Elizabeth Boyce/Casa de Salud
Casa de Salud, a nonprofit clinic in Albuquerque, N.M., provides primary medical care, opioid addiction services and non-Western therapies, including acupuncture and reiki, to a largely low-income population.
And as with so many other health care institutions that serve as a safety net, this clinic’s revenue — and its future — are threatened by the COVID-19 pandemic.
“I’ve been working for the past six weeks to figure out how to keep the doors open,” says the clinic’s executive director, Dr. Anjali Taneja. “We’ve seen probably an 80% drop in patient care, which has completely impacted our bottom line.”
In March, Congress authorized $100 billion for health care providers to compensate them both for the extra costs associated with caring for COVID-19 patients and for the revenue that’s not coming in because of interruptions in the usual sorts of care they provide. Clinics, hospitals, doctors’ practices and others have been required to stop offering most nonemergency services, and many patients are afraid to visit health care facilities.
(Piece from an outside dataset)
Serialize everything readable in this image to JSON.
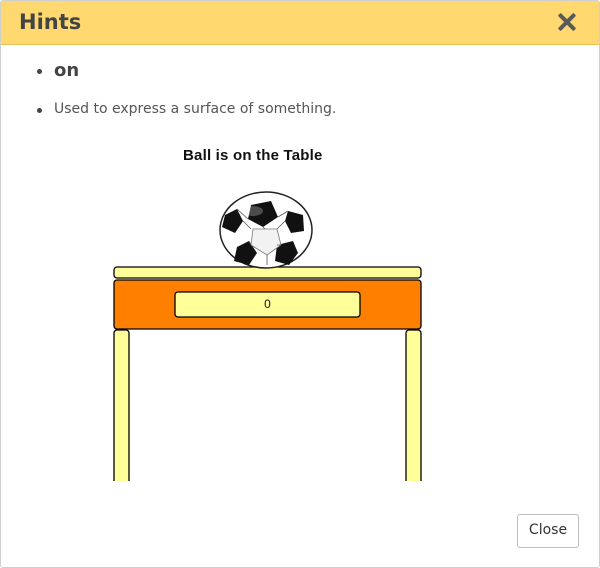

But more than half that money has been allocated by the Department of Health and Human Services, and the majority of it so far has gone to hospitals, doctors and other facilities that serve Medicare patients.
Officials said at the time that this was an efficient way to get the money beginning to move to large numbers of providers. That approach, however, has left out a large swath of the health system infrastructure that serves the low-income Medicaid population and children. Casa de Salud, for example, accepts Medicaid but not Medicare.
State Medicaid directors say that without immediate funding, many of the health facilities that serve Medicaid patients could close permanently. More than a month ago, bipartisan Medicaid chiefs wrote to the federal government asking for immediate authority to make “retainer” payments — not related to specific care for patients — to keep their health providers in business.
“If we wait, core components of the Medicaid delivery system could fail during, or soon after, this pandemic,” wrote the National Association of Medicaid Directors.
So far, the Trump administration has not responded, although in early April it said it was “working rapidly on additional targeted distributions” for other providers, including the clinics, physicians and other staff that predominately serve Medicaid patients.
In an email, the Centers for Medicare & Medicaid Services said officials there will “continue to work with states as they seek to ensure continued access to care for Medicaid beneficiaries through and beyond the public health emergency.”
CMS noted that states have several ways of boosting payments for Medicaid providers but did not directly answer the question about the retainer payments that states are seeking the authority to make. Nor did it say when the funds would start to flow to Medicaid providers that do not also get funding from Medicare.
The delay is frustrating Medicaid advocates.
“This needs to be addressed urgently,” says Joan Alker, executive director of Georgetown University’s Center for Children and Families in Washington, D.C. “We are concerned about the infrastructure and how quickly it could evaporate.”
In the administration’s explanation of how it is distributing the relief funds, Medicaid providers are included in a catchall category at the very bottom of the list, under the heading “additional allocations.”
“To not see anything substantive coming from the federal level just adds insult to injury,” says Todd Goodwin.
He runs John F. Murphy Homes in Auburn, Maine, which provides residential and day services to hundreds of children and adults with developmental and intellectual disabilities. He says his organization — which has already furloughed almost 300 workers and spent more than $200,000 on expenses related to COVID-19, including essential supplies such as masks and protective equipment that will not be reimbursable — has not been eligible for any of the various aid programs passed by Congress.
Goodwin’s organization gets most of its funding from Medicaid and public school systems. It has tapped a line of credit to stay afloat, he says, “but if we’re not here providing these services, there’s no Plan B.”
Even providers that largely serve privately insured patients are facing financial distress. Dr. Sandy Chung is CEO of Trusted Doctors, which has about 50 physicians in 13 offices in the Northern Virginia suburbs around Washington, D.C. She says about 15% of the group’s funding comes from Medicaid, but the drop in private and Medicaid patients has left Trusted Doctors “really struggling.”
“We’ve had to furlough staff, had to curtail hours, and we may have to close some locations,” Chung says.
Of special concern are children — because Medicaid covers nearly 40% of them across the United States. Chung, who also heads the Virginia chapter of the American Academy of Pediatrics, says that vaccination rates are off 30% for infants and 75% for adolescents, putting them and others at risk for preventable illnesses.
The biggest rub, she adds, is that with the economy in free fall, more people will qualify for Medicaid coverage in the coming weeks and months.
“But if you don’t have providers around anymore, then you will have a significant mismatch,” she says.
Back in Albuquerque, Taneja is working to find whatever sources of funding she can to keep the clinic open. She secured a federal loan to help cover her payroll for a couple of months but worries what will happen after that.
“It would kill me if we’ve survived 15 years in this health care system, just to not make it through COVID,” Taneja says.
Kaiser Health News senior correspondent Phil Galewitz contributed to this story. KHN is a nonprofit, editorially independent program of the Kaiser Family Foundation and is not affiliated with Kaiser Permanente.